## [Problem]
Each line of the listing that includes "kbit" should be reported.

## [Data provided]
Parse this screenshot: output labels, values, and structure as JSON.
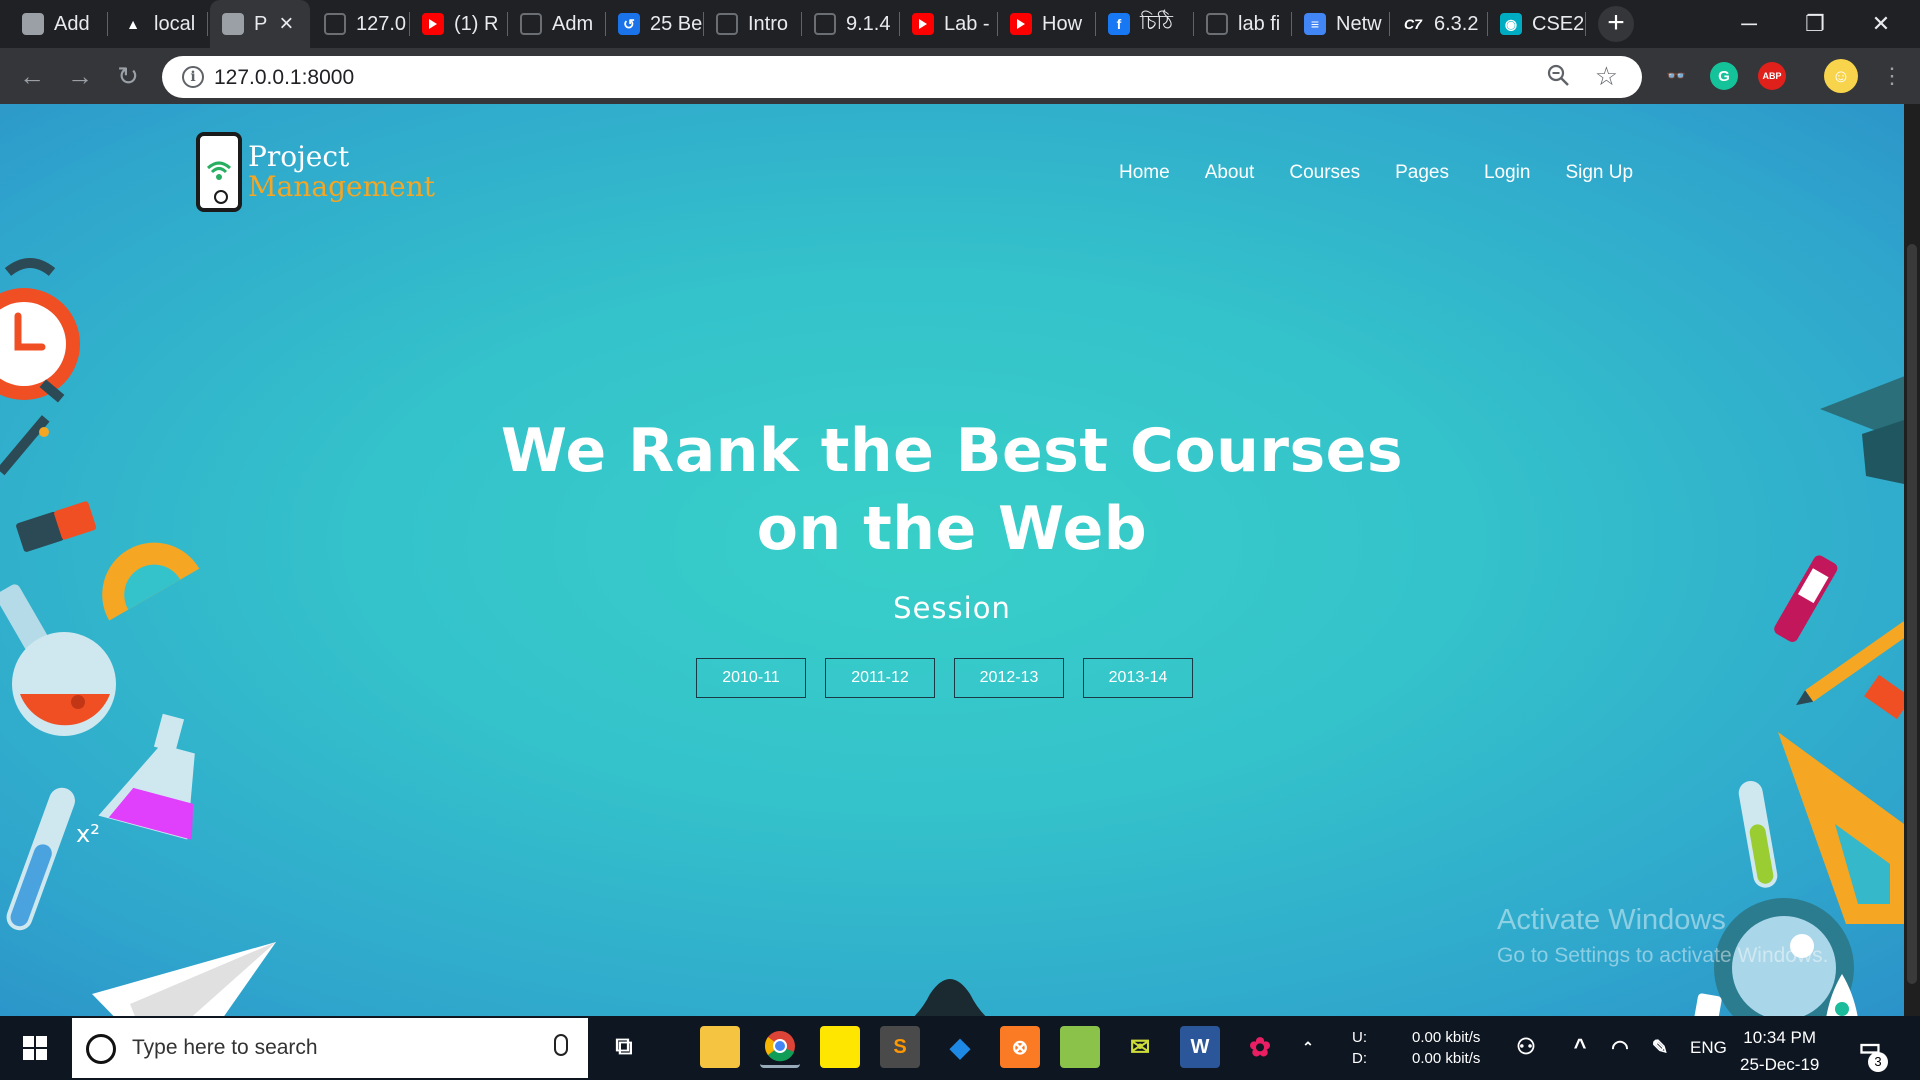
{
  "browser": {
    "tabs": [
      {
        "title": "Add",
        "icon": "page-icon"
      },
      {
        "title": "local",
        "icon": "xampp-icon"
      },
      {
        "title": "P",
        "icon": "page-icon",
        "active": true
      },
      {
        "title": "127.0",
        "icon": "globe-icon"
      },
      {
        "title": "(1) R",
        "icon": "youtube-icon"
      },
      {
        "title": "Adm",
        "icon": "globe-icon"
      },
      {
        "title": "25 Be",
        "icon": "blue-app-icon"
      },
      {
        "title": "Intro",
        "icon": "globe-icon"
      },
      {
        "title": "9.1.4",
        "icon": "globe-icon"
      },
      {
        "title": "Lab -",
        "icon": "youtube-icon"
      },
      {
        "title": "How",
        "icon": "youtube-icon"
      },
      {
        "title": "চিঠি",
        "icon": "facebook-icon"
      },
      {
        "title": "lab fi",
        "icon": "globe-icon"
      },
      {
        "title": "Netw",
        "icon": "docs-icon"
      },
      {
        "title": "6.3.2",
        "icon": "c7-icon"
      },
      {
        "title": "CSE2",
        "icon": "classroom-icon"
      }
    ],
    "new_tab_label": "+",
    "url": "127.0.0.1:8000",
    "extensions": [
      "incognito-ext-icon",
      "grammarly-icon",
      "adblock-plus-icon",
      "profile-avatar"
    ],
    "extension_labels": {
      "grammarly": "G",
      "abp": "ABP"
    }
  },
  "site": {
    "logo": {
      "line1": "Project",
      "line2": "Management"
    },
    "nav": [
      "Home",
      "About",
      "Courses",
      "Pages",
      "Login",
      "Sign Up"
    ],
    "hero": {
      "title_line1": "We Rank the Best Courses",
      "title_line2": "on the Web",
      "subtitle": "Session",
      "sessions": [
        "2010-11",
        "2011-12",
        "2012-13",
        "2013-14"
      ]
    },
    "decor_text": "x²"
  },
  "watermark": {
    "line1": "Activate Windows",
    "line2": "Go to Settings to activate Windows."
  },
  "taskbar": {
    "search_placeholder": "Type here to search",
    "network": {
      "up_label": "U:",
      "down_label": "D:",
      "up_value": "0.00 kbit/s",
      "down_value": "0.00 kbit/s"
    },
    "language": "ENG",
    "time": "10:34 PM",
    "date": "25-Dec-19",
    "notifications": "3"
  },
  "colors": {
    "hero_bg": "#34c2cb",
    "logo_accent": "#f5a623",
    "tab_bg": "#202124",
    "active_tab_bg": "#35363a"
  }
}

## [Result of the task]
      "up_value": "0.00 kbit/s",
      "down_value": "0.00 kbit/s"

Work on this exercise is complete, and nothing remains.